Copy every entry word for word, but skip the pictures.

(Component data from apps and pages)
+ + + + + + +

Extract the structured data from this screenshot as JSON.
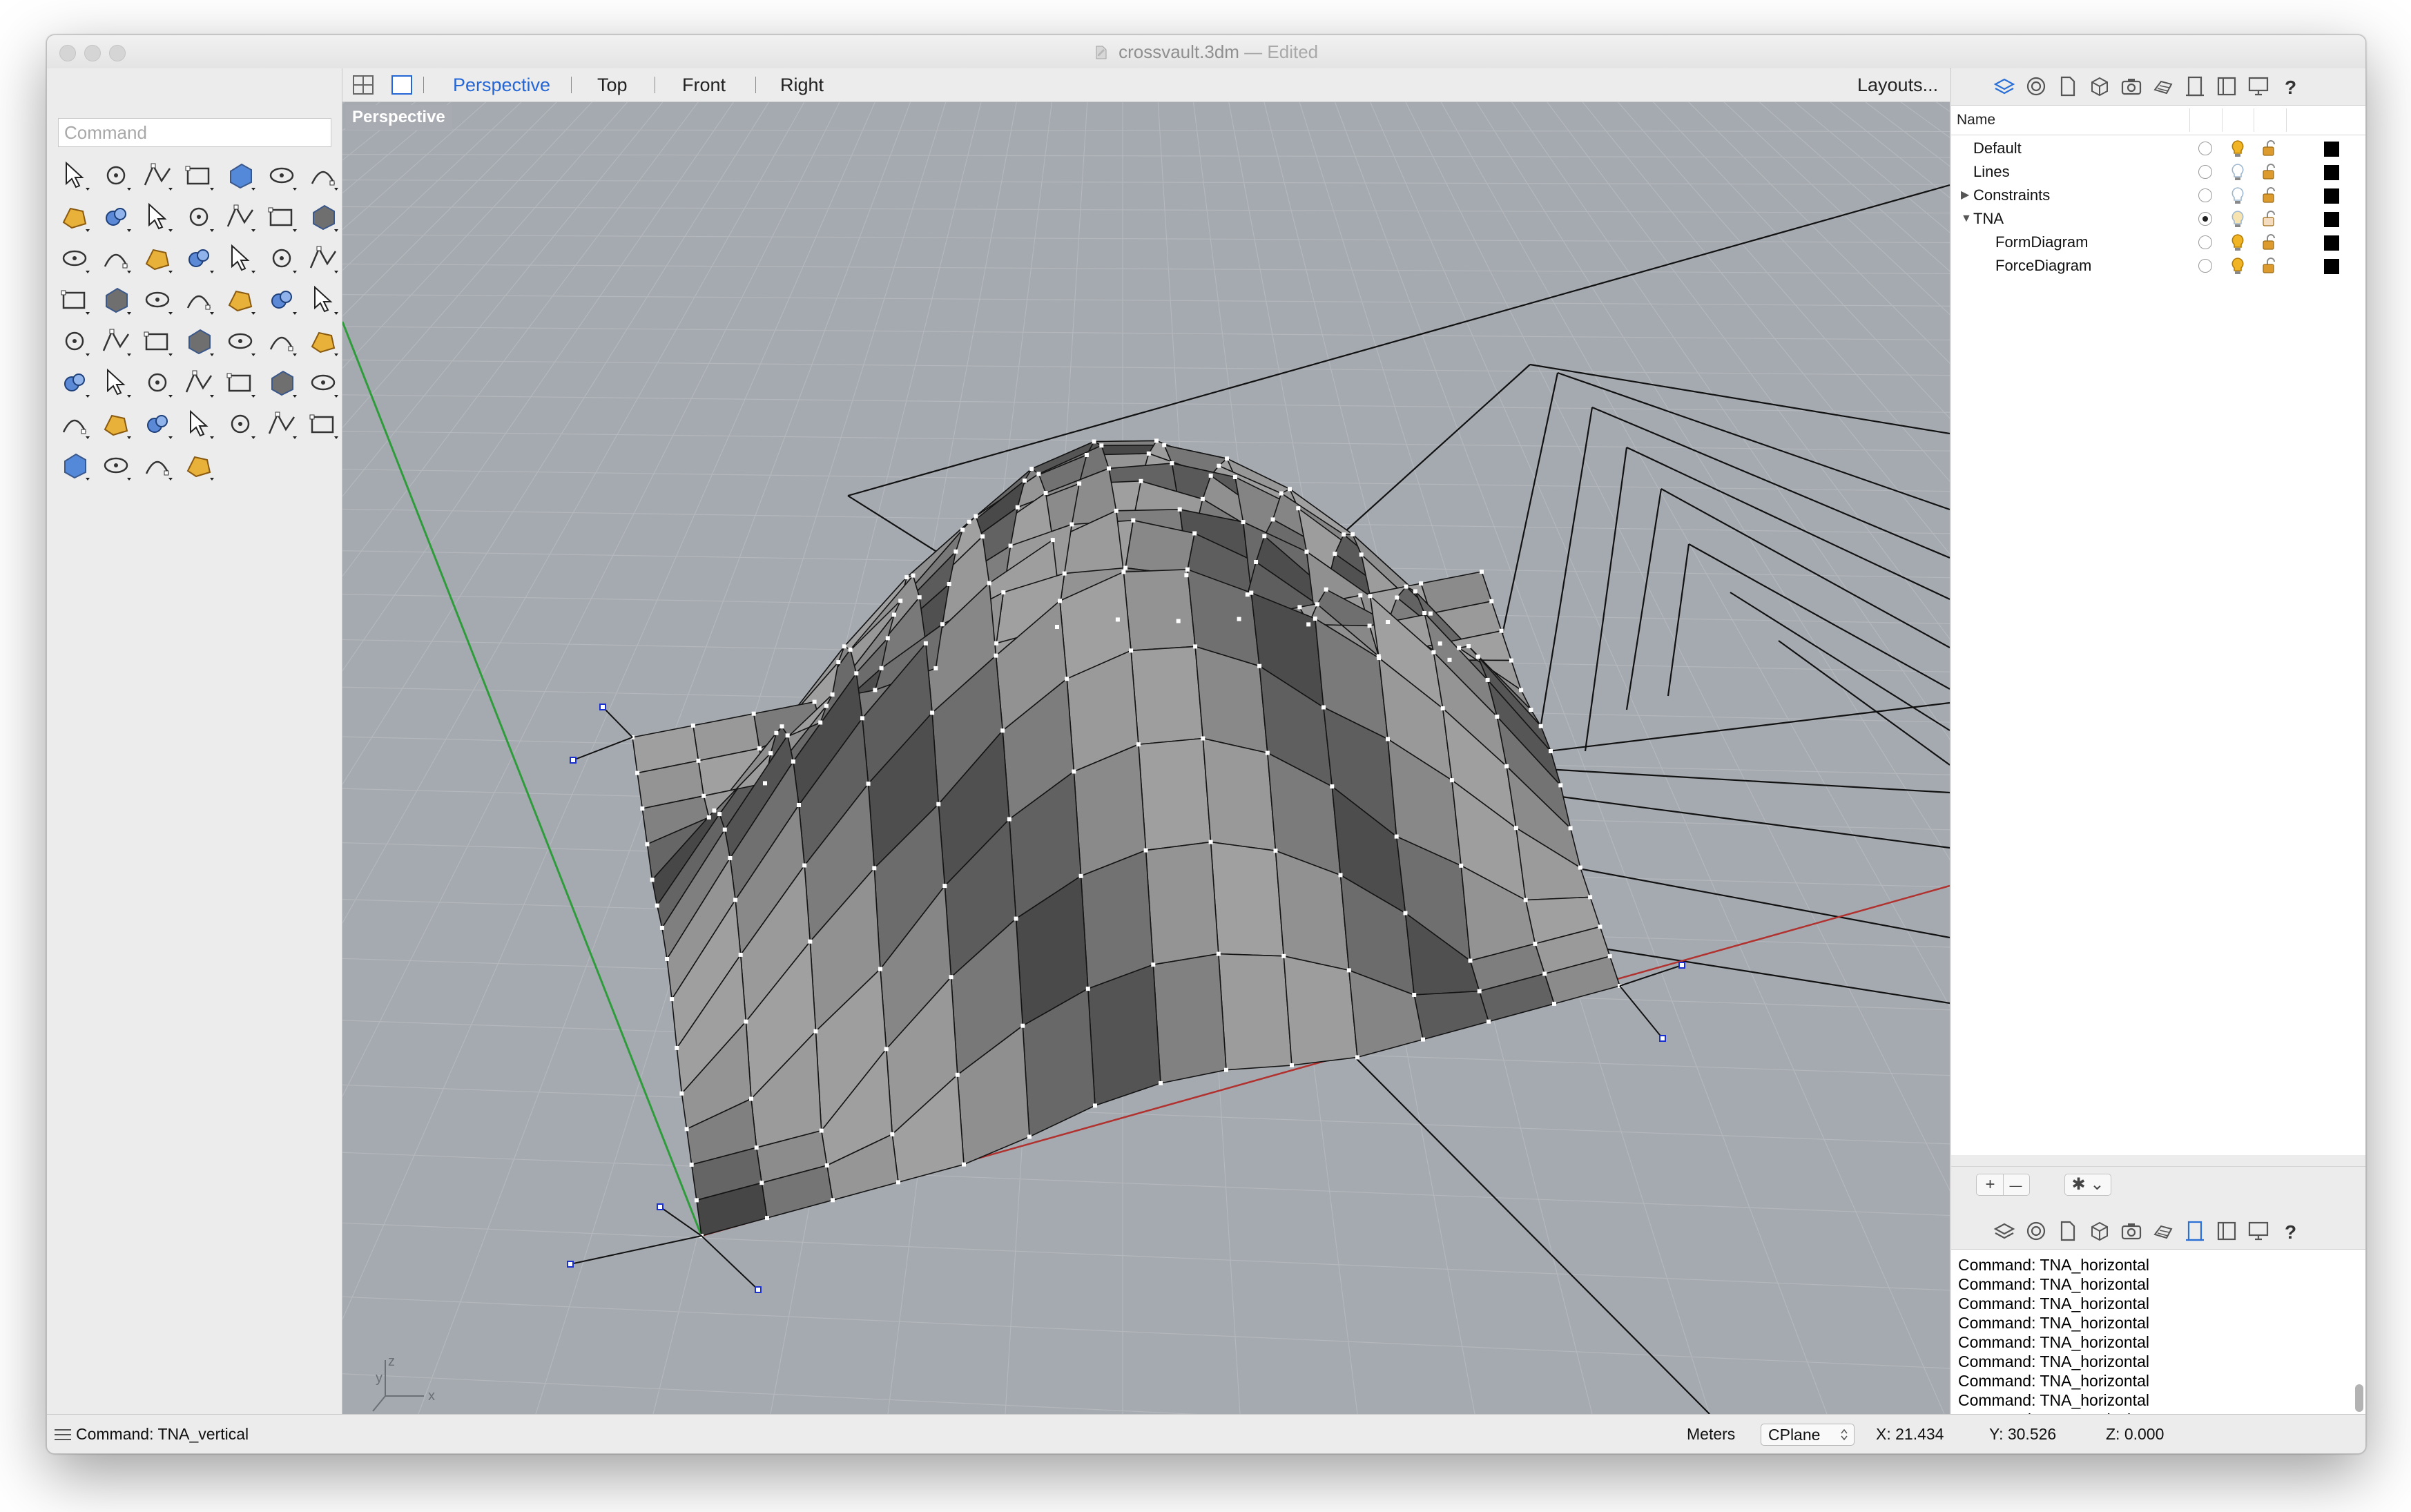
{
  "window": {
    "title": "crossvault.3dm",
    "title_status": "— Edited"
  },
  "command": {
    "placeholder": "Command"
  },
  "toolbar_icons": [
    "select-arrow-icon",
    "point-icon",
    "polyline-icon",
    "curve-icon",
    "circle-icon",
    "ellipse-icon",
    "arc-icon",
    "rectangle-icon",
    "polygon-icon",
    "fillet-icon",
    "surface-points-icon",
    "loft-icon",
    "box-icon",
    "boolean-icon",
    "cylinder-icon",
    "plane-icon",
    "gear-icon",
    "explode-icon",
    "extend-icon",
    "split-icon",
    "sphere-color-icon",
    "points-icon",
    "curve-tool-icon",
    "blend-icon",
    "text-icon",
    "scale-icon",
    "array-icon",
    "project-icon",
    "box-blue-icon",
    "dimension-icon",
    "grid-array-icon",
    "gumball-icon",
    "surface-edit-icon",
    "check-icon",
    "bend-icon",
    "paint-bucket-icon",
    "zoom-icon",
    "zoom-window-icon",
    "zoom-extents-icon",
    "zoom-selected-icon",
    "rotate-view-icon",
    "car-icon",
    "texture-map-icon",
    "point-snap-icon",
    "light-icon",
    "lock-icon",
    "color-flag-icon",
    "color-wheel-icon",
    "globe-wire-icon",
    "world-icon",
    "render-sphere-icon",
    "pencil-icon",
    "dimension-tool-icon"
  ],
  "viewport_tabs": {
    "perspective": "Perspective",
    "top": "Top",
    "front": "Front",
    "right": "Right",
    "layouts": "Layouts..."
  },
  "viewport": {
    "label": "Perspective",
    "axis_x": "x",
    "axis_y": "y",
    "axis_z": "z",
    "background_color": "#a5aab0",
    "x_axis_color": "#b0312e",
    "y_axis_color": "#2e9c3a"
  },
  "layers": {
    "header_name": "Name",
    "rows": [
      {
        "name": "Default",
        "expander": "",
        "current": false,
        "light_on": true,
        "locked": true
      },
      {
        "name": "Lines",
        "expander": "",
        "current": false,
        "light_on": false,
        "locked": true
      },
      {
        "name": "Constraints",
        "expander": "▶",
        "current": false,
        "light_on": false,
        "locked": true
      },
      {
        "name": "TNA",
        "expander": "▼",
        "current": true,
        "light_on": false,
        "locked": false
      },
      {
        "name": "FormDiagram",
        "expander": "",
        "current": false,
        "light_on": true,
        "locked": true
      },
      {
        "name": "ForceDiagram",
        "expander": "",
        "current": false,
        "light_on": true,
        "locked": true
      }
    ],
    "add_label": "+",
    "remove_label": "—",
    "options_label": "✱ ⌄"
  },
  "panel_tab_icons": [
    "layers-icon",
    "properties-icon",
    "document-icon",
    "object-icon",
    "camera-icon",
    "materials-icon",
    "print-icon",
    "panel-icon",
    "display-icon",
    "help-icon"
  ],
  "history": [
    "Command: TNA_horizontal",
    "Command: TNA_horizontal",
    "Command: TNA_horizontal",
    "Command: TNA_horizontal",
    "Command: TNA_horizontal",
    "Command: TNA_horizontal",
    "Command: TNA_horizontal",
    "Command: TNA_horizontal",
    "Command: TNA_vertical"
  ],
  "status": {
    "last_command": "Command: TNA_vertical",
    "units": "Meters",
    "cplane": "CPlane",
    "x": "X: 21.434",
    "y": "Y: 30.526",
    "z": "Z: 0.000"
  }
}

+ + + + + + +

• OUTPUT FOR THIS TASK:
Extract the structured data from this screenshot as JSON.
{
  "window": {
    "title": "crossvault.3dm",
    "title_status": "— Edited"
  },
  "command": {
    "placeholder": "Command"
  },
  "toolbar_icons": [
    "select-arrow-icon",
    "point-icon",
    "polyline-icon",
    "curve-icon",
    "circle-icon",
    "ellipse-icon",
    "arc-icon",
    "rectangle-icon",
    "polygon-icon",
    "fillet-icon",
    "surface-points-icon",
    "loft-icon",
    "box-icon",
    "boolean-icon",
    "cylinder-icon",
    "plane-icon",
    "gear-icon",
    "explode-icon",
    "extend-icon",
    "split-icon",
    "sphere-color-icon",
    "points-icon",
    "curve-tool-icon",
    "blend-icon",
    "text-icon",
    "scale-icon",
    "array-icon",
    "project-icon",
    "box-blue-icon",
    "dimension-icon",
    "grid-array-icon",
    "gumball-icon",
    "surface-edit-icon",
    "check-icon",
    "bend-icon",
    "paint-bucket-icon",
    "zoom-icon",
    "zoom-window-icon",
    "zoom-extents-icon",
    "zoom-selected-icon",
    "rotate-view-icon",
    "car-icon",
    "texture-map-icon",
    "point-snap-icon",
    "light-icon",
    "lock-icon",
    "color-flag-icon",
    "color-wheel-icon",
    "globe-wire-icon",
    "world-icon",
    "render-sphere-icon",
    "pencil-icon",
    "dimension-tool-icon"
  ],
  "viewport_tabs": {
    "perspective": "Perspective",
    "top": "Top",
    "front": "Front",
    "right": "Right",
    "layouts": "Layouts..."
  },
  "viewport": {
    "label": "Perspective",
    "axis_x": "x",
    "axis_y": "y",
    "axis_z": "z",
    "background_color": "#a5aab0",
    "x_axis_color": "#b0312e",
    "y_axis_color": "#2e9c3a"
  },
  "layers": {
    "header_name": "Name",
    "rows": [
      {
        "name": "Default",
        "expander": "",
        "current": false,
        "light_on": true,
        "locked": true
      },
      {
        "name": "Lines",
        "expander": "",
        "current": false,
        "light_on": false,
        "locked": true
      },
      {
        "name": "Constraints",
        "expander": "▶",
        "current": false,
        "light_on": false,
        "locked": true
      },
      {
        "name": "TNA",
        "expander": "▼",
        "current": true,
        "light_on": false,
        "locked": false
      },
      {
        "name": "FormDiagram",
        "expander": "",
        "current": false,
        "light_on": true,
        "locked": true
      },
      {
        "name": "ForceDiagram",
        "expander": "",
        "current": false,
        "light_on": true,
        "locked": true
      }
    ],
    "add_label": "+",
    "remove_label": "—",
    "options_label": "✱ ⌄"
  },
  "panel_tab_icons": [
    "layers-icon",
    "properties-icon",
    "document-icon",
    "object-icon",
    "camera-icon",
    "materials-icon",
    "print-icon",
    "panel-icon",
    "display-icon",
    "help-icon"
  ],
  "history": [
    "Command: TNA_horizontal",
    "Command: TNA_horizontal",
    "Command: TNA_horizontal",
    "Command: TNA_horizontal",
    "Command: TNA_horizontal",
    "Command: TNA_horizontal",
    "Command: TNA_horizontal",
    "Command: TNA_horizontal",
    "Command: TNA_vertical"
  ],
  "status": {
    "last_command": "Command: TNA_vertical",
    "units": "Meters",
    "cplane": "CPlane",
    "x": "X: 21.434",
    "y": "Y: 30.526",
    "z": "Z: 0.000"
  }
}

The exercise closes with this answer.